### [WORK ITEM]
The copy has to match the records word for word and include no pictures.

(Dataset rows for apps and sites)
========================
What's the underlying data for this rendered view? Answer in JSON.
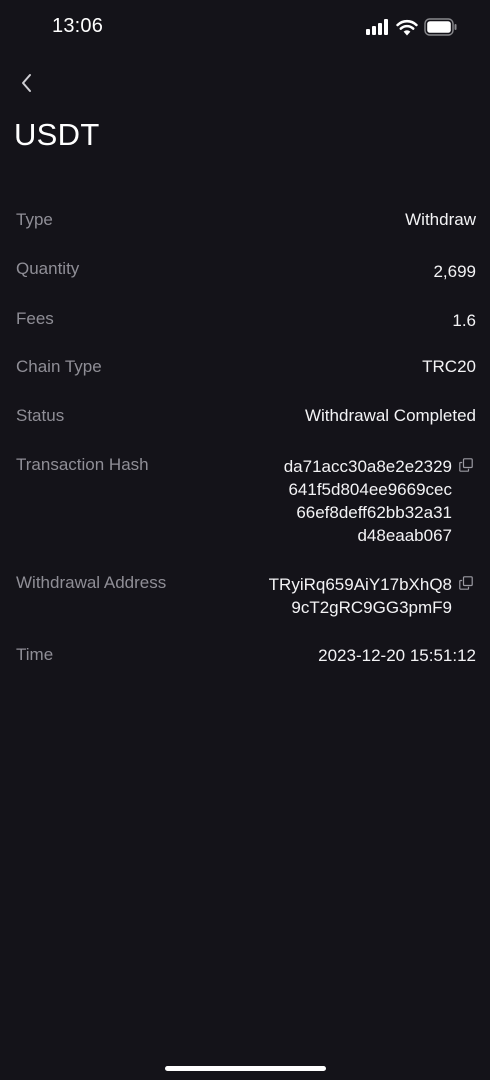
{
  "status_bar": {
    "time": "13:06",
    "icons": [
      "cellular-signal-icon",
      "wifi-icon",
      "battery-icon"
    ]
  },
  "header": {
    "back_icon": "chevron-left-icon",
    "title": "USDT"
  },
  "details": {
    "type": {
      "label": "Type",
      "value": "Withdraw"
    },
    "quantity": {
      "label": "Quantity",
      "value": "2,699"
    },
    "fees": {
      "label": "Fees",
      "value": "1.6"
    },
    "chain_type": {
      "label": "Chain Type",
      "value": "TRC20"
    },
    "status": {
      "label": "Status",
      "value": "Withdrawal Completed"
    },
    "transaction_hash": {
      "label": "Transaction Hash",
      "lines": [
        "da71acc30a8e2e2329",
        "641f5d804ee9669cec",
        "66ef8deff62bb32a31",
        "d48eaab067"
      ],
      "copy_icon": "copy-icon"
    },
    "withdrawal_address": {
      "label": "Withdrawal Address",
      "lines": [
        "TRyiRq659AiY17bXhQ8",
        "9cT2gRC9GG3pmF9"
      ],
      "copy_icon": "copy-icon"
    },
    "time": {
      "label": "Time",
      "value": "2023-12-20 15:51:12"
    }
  },
  "colors": {
    "background": "#141319",
    "label": "#8f8e96",
    "value": "#f3f3f5"
  }
}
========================
### [SOLUTION FOR THIS EXERCISE]
What's the underlying data for this rendered view? Answer in JSON.
{
  "status_bar": {
    "time": "13:06",
    "icons": [
      "cellular-signal-icon",
      "wifi-icon",
      "battery-icon"
    ]
  },
  "header": {
    "back_icon": "chevron-left-icon",
    "title": "USDT"
  },
  "details": {
    "type": {
      "label": "Type",
      "value": "Withdraw"
    },
    "quantity": {
      "label": "Quantity",
      "value": "2,699"
    },
    "fees": {
      "label": "Fees",
      "value": "1.6"
    },
    "chain_type": {
      "label": "Chain Type",
      "value": "TRC20"
    },
    "status": {
      "label": "Status",
      "value": "Withdrawal Completed"
    },
    "transaction_hash": {
      "label": "Transaction Hash",
      "lines": [
        "da71acc30a8e2e2329",
        "641f5d804ee9669cec",
        "66ef8deff62bb32a31",
        "d48eaab067"
      ],
      "copy_icon": "copy-icon"
    },
    "withdrawal_address": {
      "label": "Withdrawal Address",
      "lines": [
        "TRyiRq659AiY17bXhQ8",
        "9cT2gRC9GG3pmF9"
      ],
      "copy_icon": "copy-icon"
    },
    "time": {
      "label": "Time",
      "value": "2023-12-20 15:51:12"
    }
  },
  "colors": {
    "background": "#141319",
    "label": "#8f8e96",
    "value": "#f3f3f5"
  }
}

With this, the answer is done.